**ACTIVITY**. Could you set down every record below exactly as it appears?

[Items listed in a dataset]
──────────
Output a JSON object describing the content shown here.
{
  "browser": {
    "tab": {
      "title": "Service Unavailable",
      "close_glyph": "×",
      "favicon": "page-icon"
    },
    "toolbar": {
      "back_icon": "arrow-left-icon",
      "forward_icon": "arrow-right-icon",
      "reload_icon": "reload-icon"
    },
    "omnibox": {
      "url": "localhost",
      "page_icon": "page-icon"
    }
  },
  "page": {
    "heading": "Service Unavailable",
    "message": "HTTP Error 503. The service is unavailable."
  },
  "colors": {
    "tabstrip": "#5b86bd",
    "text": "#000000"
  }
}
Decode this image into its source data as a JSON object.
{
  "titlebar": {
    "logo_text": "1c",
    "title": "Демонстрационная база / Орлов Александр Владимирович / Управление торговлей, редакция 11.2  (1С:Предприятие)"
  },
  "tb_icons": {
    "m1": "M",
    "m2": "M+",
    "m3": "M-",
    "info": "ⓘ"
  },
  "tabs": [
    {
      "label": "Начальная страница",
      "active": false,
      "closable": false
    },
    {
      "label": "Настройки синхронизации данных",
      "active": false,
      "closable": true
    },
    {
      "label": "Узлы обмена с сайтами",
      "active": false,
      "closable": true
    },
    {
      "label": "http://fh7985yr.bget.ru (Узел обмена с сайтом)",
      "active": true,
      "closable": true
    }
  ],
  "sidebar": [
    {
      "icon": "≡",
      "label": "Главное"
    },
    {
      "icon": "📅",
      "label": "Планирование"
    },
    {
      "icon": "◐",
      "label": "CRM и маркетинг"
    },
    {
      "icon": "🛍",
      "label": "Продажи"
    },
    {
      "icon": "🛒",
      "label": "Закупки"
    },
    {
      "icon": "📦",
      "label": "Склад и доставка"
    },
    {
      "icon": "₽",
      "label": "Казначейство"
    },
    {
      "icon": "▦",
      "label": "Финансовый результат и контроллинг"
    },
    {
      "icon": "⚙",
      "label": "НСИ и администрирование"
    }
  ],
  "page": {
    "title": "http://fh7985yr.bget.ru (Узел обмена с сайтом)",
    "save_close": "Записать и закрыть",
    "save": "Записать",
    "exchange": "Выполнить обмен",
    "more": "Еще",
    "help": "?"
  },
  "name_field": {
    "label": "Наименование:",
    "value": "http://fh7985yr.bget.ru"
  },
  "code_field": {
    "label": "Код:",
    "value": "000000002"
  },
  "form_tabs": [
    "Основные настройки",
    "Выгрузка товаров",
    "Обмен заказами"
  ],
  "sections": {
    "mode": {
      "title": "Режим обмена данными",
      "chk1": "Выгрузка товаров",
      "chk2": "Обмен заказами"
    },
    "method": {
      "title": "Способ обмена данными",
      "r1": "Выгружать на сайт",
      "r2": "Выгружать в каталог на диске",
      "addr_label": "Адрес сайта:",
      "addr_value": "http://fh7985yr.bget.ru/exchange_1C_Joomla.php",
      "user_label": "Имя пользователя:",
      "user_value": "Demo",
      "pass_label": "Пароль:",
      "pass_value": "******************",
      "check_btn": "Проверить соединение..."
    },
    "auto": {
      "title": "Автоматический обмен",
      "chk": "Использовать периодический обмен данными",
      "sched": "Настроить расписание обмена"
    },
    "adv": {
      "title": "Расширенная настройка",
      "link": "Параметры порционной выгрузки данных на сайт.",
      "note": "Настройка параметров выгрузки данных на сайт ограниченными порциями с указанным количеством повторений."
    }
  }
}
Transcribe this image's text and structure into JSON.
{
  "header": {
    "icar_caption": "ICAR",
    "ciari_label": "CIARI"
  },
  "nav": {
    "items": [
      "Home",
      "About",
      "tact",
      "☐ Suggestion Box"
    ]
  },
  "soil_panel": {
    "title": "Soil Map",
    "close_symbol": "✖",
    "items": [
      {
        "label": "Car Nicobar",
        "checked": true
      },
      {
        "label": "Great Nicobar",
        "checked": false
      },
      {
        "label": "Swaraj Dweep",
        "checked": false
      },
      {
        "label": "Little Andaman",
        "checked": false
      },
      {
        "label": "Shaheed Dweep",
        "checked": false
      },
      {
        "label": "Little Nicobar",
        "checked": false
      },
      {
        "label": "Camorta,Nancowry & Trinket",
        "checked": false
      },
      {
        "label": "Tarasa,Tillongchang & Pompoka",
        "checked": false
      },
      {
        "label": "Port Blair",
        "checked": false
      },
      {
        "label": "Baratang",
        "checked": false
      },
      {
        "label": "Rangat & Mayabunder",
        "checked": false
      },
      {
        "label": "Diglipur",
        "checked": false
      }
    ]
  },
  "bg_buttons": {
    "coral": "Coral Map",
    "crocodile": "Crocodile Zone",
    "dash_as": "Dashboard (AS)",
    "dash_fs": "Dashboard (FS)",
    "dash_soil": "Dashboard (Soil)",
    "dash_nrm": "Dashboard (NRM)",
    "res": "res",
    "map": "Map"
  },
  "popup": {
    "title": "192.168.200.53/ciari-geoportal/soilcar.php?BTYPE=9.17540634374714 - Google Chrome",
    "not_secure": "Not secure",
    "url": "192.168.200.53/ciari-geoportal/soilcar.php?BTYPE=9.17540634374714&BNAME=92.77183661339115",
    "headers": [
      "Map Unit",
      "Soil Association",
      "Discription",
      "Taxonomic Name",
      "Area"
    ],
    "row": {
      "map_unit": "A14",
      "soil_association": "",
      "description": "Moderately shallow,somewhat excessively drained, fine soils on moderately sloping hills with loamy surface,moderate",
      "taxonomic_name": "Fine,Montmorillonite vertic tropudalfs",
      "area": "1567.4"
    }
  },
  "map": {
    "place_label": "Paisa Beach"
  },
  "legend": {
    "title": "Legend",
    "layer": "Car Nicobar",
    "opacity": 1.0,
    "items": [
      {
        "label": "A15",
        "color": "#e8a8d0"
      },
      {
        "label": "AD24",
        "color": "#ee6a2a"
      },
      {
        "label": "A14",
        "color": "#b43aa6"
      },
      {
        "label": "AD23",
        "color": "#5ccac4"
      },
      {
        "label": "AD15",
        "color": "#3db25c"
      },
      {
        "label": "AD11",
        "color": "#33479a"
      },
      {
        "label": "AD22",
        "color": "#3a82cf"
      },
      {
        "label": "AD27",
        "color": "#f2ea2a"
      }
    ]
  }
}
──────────
**ANSWER**.
Output a JSON object describing the content shown here.
{
  "browser": {
    "tab": {
      "title": "Service Unavailable",
      "close_glyph": "×",
      "favicon": "page-icon"
    },
    "toolbar": {
      "back_icon": "arrow-left-icon",
      "forward_icon": "arrow-right-icon",
      "reload_icon": "reload-icon"
    },
    "omnibox": {
      "url": "localhost",
      "page_icon": "page-icon"
    }
  },
  "page": {
    "heading": "Service Unavailable",
    "message": "HTTP Error 503. The service is unavailable."
  },
  "colors": {
    "tabstrip": "#5b86bd",
    "text": "#000000"
  }
}
Decode this image into its source data as a JSON object.
{
  "titlebar": {
    "logo_text": "1c",
    "title": "Демонстрационная база / Орлов Александр Владимирович / Управление торговлей, редакция 11.2  (1С:Предприятие)"
  },
  "tb_icons": {
    "m1": "M",
    "m2": "M+",
    "m3": "M-",
    "info": "ⓘ"
  },
  "tabs": [
    {
      "label": "Начальная страница",
      "active": false,
      "closable": false
    },
    {
      "label": "Настройки синхронизации данных",
      "active": false,
      "closable": true
    },
    {
      "label": "Узлы обмена с сайтами",
      "active": false,
      "closable": true
    },
    {
      "label": "http://fh7985yr.bget.ru (Узел обмена с сайтом)",
      "active": true,
      "closable": true
    }
  ],
  "sidebar": [
    {
      "icon": "≡",
      "label": "Главное"
    },
    {
      "icon": "📅",
      "label": "Планирование"
    },
    {
      "icon": "◐",
      "label": "CRM и маркетинг"
    },
    {
      "icon": "🛍",
      "label": "Продажи"
    },
    {
      "icon": "🛒",
      "label": "Закупки"
    },
    {
      "icon": "📦",
      "label": "Склад и доставка"
    },
    {
      "icon": "₽",
      "label": "Казначейство"
    },
    {
      "icon": "▦",
      "label": "Финансовый результат и контроллинг"
    },
    {
      "icon": "⚙",
      "label": "НСИ и администрирование"
    }
  ],
  "page": {
    "title": "http://fh7985yr.bget.ru (Узел обмена с сайтом)",
    "save_close": "Записать и закрыть",
    "save": "Записать",
    "exchange": "Выполнить обмен",
    "more": "Еще",
    "help": "?"
  },
  "name_field": {
    "label": "Наименование:",
    "value": "http://fh7985yr.bget.ru"
  },
  "code_field": {
    "label": "Код:",
    "value": "000000002"
  },
  "form_tabs": [
    "Основные настройки",
    "Выгрузка товаров",
    "Обмен заказами"
  ],
  "sections": {
    "mode": {
      "title": "Режим обмена данными",
      "chk1": "Выгрузка товаров",
      "chk2": "Обмен заказами"
    },
    "method": {
      "title": "Способ обмена данными",
      "r1": "Выгружать на сайт",
      "r2": "Выгружать в каталог на диске",
      "addr_label": "Адрес сайта:",
      "addr_value": "http://fh7985yr.bget.ru/exchange_1C_Joomla.php",
      "user_label": "Имя пользователя:",
      "user_value": "Demo",
      "pass_label": "Пароль:",
      "pass_value": "******************",
      "check_btn": "Проверить соединение..."
    },
    "auto": {
      "title": "Автоматический обмен",
      "chk": "Использовать периодический обмен данными",
      "sched": "Настроить расписание обмена"
    },
    "adv": {
      "title": "Расширенная настройка",
      "link": "Параметры порционной выгрузки данных на сайт.",
      "note": "Настройка параметров выгрузки данных на сайт ограниченными порциями с указанным количеством повторений."
    }
  }
}
Transcribe this image's text and structure into JSON.
{
  "header": {
    "icar_caption": "ICAR",
    "ciari_label": "CIARI"
  },
  "nav": {
    "items": [
      "Home",
      "About",
      "tact",
      "☐ Suggestion Box"
    ]
  },
  "soil_panel": {
    "title": "Soil Map",
    "close_symbol": "✖",
    "items": [
      {
        "label": "Car Nicobar",
        "checked": true
      },
      {
        "label": "Great Nicobar",
        "checked": false
      },
      {
        "label": "Swaraj Dweep",
        "checked": false
      },
      {
        "label": "Little Andaman",
        "checked": false
      },
      {
        "label": "Shaheed Dweep",
        "checked": false
      },
      {
        "label": "Little Nicobar",
        "checked": false
      },
      {
        "label": "Camorta,Nancowry & Trinket",
        "checked": false
      },
      {
        "label": "Tarasa,Tillongchang & Pompoka",
        "checked": false
      },
      {
        "label": "Port Blair",
        "checked": false
      },
      {
        "label": "Baratang",
        "checked": false
      },
      {
        "label": "Rangat & Mayabunder",
        "checked": false
      },
      {
        "label": "Diglipur",
        "checked": false
      }
    ]
  },
  "bg_buttons": {
    "coral": "Coral Map",
    "crocodile": "Crocodile Zone",
    "dash_as": "Dashboard (AS)",
    "dash_fs": "Dashboard (FS)",
    "dash_soil": "Dashboard (Soil)",
    "dash_nrm": "Dashboard (NRM)",
    "res": "res",
    "map": "Map"
  },
  "popup": {
    "title": "192.168.200.53/ciari-geoportal/soilcar.php?BTYPE=9.17540634374714 - Google Chrome",
    "not_secure": "Not secure",
    "url": "192.168.200.53/ciari-geoportal/soilcar.php?BTYPE=9.17540634374714&BNAME=92.77183661339115",
    "headers": [
      "Map Unit",
      "Soil Association",
      "Discription",
      "Taxonomic Name",
      "Area"
    ],
    "row": {
      "map_unit": "A14",
      "soil_association": "",
      "description": "Moderately shallow,somewhat excessively drained, fine soils on moderately sloping hills with loamy surface,moderate",
      "taxonomic_name": "Fine,Montmorillonite vertic tropudalfs",
      "area": "1567.4"
    }
  },
  "map": {
    "place_label": "Paisa Beach"
  },
  "legend": {
    "title": "Legend",
    "layer": "Car Nicobar",
    "opacity": 1.0,
    "items": [
      {
        "label": "A15",
        "color": "#e8a8d0"
      },
      {
        "label": "AD24",
        "color": "#ee6a2a"
      },
      {
        "label": "A14",
        "color": "#b43aa6"
      },
      {
        "label": "AD23",
        "color": "#5ccac4"
      },
      {
        "label": "AD15",
        "color": "#3db25c"
      },
      {
        "label": "AD11",
        "color": "#33479a"
      },
      {
        "label": "AD22",
        "color": "#3a82cf"
      },
      {
        "label": "AD27",
        "color": "#f2ea2a"
      }
    ]
  }
}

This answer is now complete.